I am a 43-year-old mother of four boys; Henry, Angus, Noah and Darcy.
A lot of people struggle to remember which one is which – including me at times. It’s helpful that the first initial of their names spell HAND.
The boys are all active, noisy and messy. They are very different to each other, but they get along well. My husband Steve and I have managed to work while supporting their education and far too many extra-curricular activities each school term. I think it would be fair to say that we are never bored.
However, in 2013 we would have wished for boredom. Our second son Angus, or the A in HAND, showed me some lumps in his neck.

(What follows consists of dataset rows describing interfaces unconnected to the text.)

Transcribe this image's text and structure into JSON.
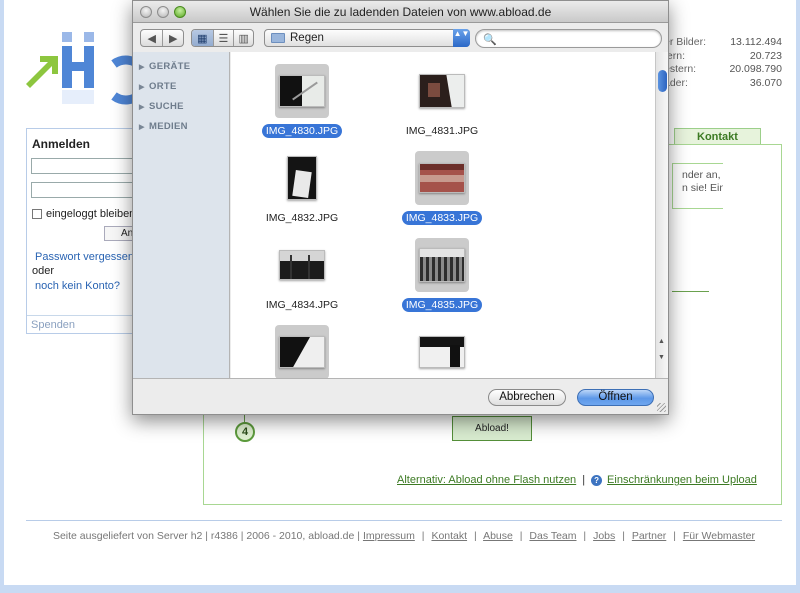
{
  "background_page": {
    "stats": [
      {
        "label": "er Bilder:",
        "value": "13.112.494"
      },
      {
        "label": "tern:",
        "value": "20.723"
      },
      {
        "label": "estern:",
        "value": "20.098.790"
      },
      {
        "label": "ader:",
        "value": "36.070"
      }
    ],
    "login": {
      "title": "Anmelden",
      "remember_label": "eingeloggt bleiben",
      "submit_label": "Anmelden",
      "forgot_password": "Passwort vergessen?",
      "or_text": "oder",
      "no_account": "noch kein Konto?",
      "donate": "Spenden"
    },
    "contact_tab": "Kontakt",
    "side_text_lines": [
      "nder an,",
      "n sie! Ein"
    ],
    "step_number": "4",
    "upload_button": "Abload!",
    "alt_links": {
      "no_flash": "Alternativ: Abload ohne Flash nutzen",
      "separator": "|",
      "help_icon": "?",
      "restrictions": "Einschränkungen beim Upload"
    },
    "footer": {
      "text": "Seite ausgeliefert von Server h2 | r4386 | 2006 - 2010, abload.de |",
      "links": [
        "Impressum",
        "Kontakt",
        "Abuse",
        "Das Team",
        "Jobs",
        "Partner",
        "Für Webmaster"
      ],
      "separator": "|"
    }
  },
  "dialog": {
    "title": "Wählen Sie die zu ladenden Dateien von www.abload.de",
    "nav": {
      "back": "◀",
      "forward": "▶"
    },
    "view_modes": {
      "icon": "▦",
      "list": "☰",
      "column": "▥",
      "active": "icon"
    },
    "folder": "Regen",
    "folder_arrows": "▲▼",
    "search_icon": "🔍",
    "search_value": "",
    "sidebar_sections": [
      "GERÄTE",
      "ORTE",
      "SUCHE",
      "MEDIEN"
    ],
    "sidebar_triangle": "▶",
    "files": [
      {
        "name": "IMG_4830.JPG",
        "selected": true
      },
      {
        "name": "IMG_4831.JPG",
        "selected": false
      },
      {
        "name": "IMG_4832.JPG",
        "selected": false
      },
      {
        "name": "IMG_4833.JPG",
        "selected": true
      },
      {
        "name": "IMG_4834.JPG",
        "selected": false
      },
      {
        "name": "IMG_4835.JPG",
        "selected": true
      },
      {
        "name": "",
        "selected": true
      },
      {
        "name": "",
        "selected": false
      }
    ],
    "scroll_up": "▲",
    "scroll_down": "▼",
    "cancel_label": "Abbrechen",
    "open_label": "Öffnen"
  },
  "colors": {
    "selection": "#3875d7",
    "page_border": "#c8daf3",
    "green_accent": "#a8d792",
    "link_blue": "#2a64b3"
  }
}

He was nine-years-old at the time. Worried, like all mothers would be, we went straight to our family GP who arranged blood tests. The tests were completely normal, and Angus was really well, he had heaps of energy, and was playing footy. Our GP thought it likely that he had some viral exposure.
She said those lumps should go down, and to come back if they don’t.
But, those lumps were persistent little buggers. So back we went. More blood tests – still normal. An ultra-sound – inconclusive. Angus was referred to the Kids Hospital at Randwick to have one of the nodes removed. We were assured it was “probably nothing” and it was just cautionary.
I can replay that day in my head like a movie, and I probably will for the rest of my life. The surgeon smiled at us as she came into the clinic. Steve and I looked at each other and breathed a sigh of relief. We were deceived by the belief a smile meant we were fine. That smile signalled our lives would change forever.
Angus was diagnosed with Classical Hodgkin Lymphoma – nodular sclerosing type. Soon after, the surgeon introduced us to Paediatric Oncologist Toby Trahair – a man we have, unfortunately or not, come to know very, very well.
At this stage, I wasn’t actually sure if lymphoma meant cancer. Judging from the ghost-like face of my husband I thought it must be, and my heart collapsed when I saw Angus, our most engaged, inquisitive child, completely distracted and unaware.
Toby said some important things to us that day. He told us that Angus' cancer was treatable - and that cure was achievable. As we were driving home, trying to work out what to do next, Steve and I both reflected on being parents who were given a different message. Imagine incurable, not treatable. That was unthinkable.
I went home, called my dearest friends and family, and got on with it.
The next 10 weeks were a blur, we went back to work. At that time, I was a part-time lawyer in a commercial firm in Sydney, and Steve a self-employed physiotherapist. The boys went back to school and I naively believed we could continue as normal. This was before I knew what a round of chemotherapy would be like.
For Angus' first oncology appointment I phoned into the consultation from work. Steve was with him when Toby outlined the treatment. It was terrifying. I managed to lose all of the work I did that day - didn't save a thing. Knowing I couldn't be absent any more I asked my boss for six months leave without pay.
The next few months was a montage of chemotherapy cocktails, and friends and family caring for our other boys while we spent endless nights in the hospital with four other kids and their parents.
It was a club none of us wished to be a part of, but at least we didn't feel alone.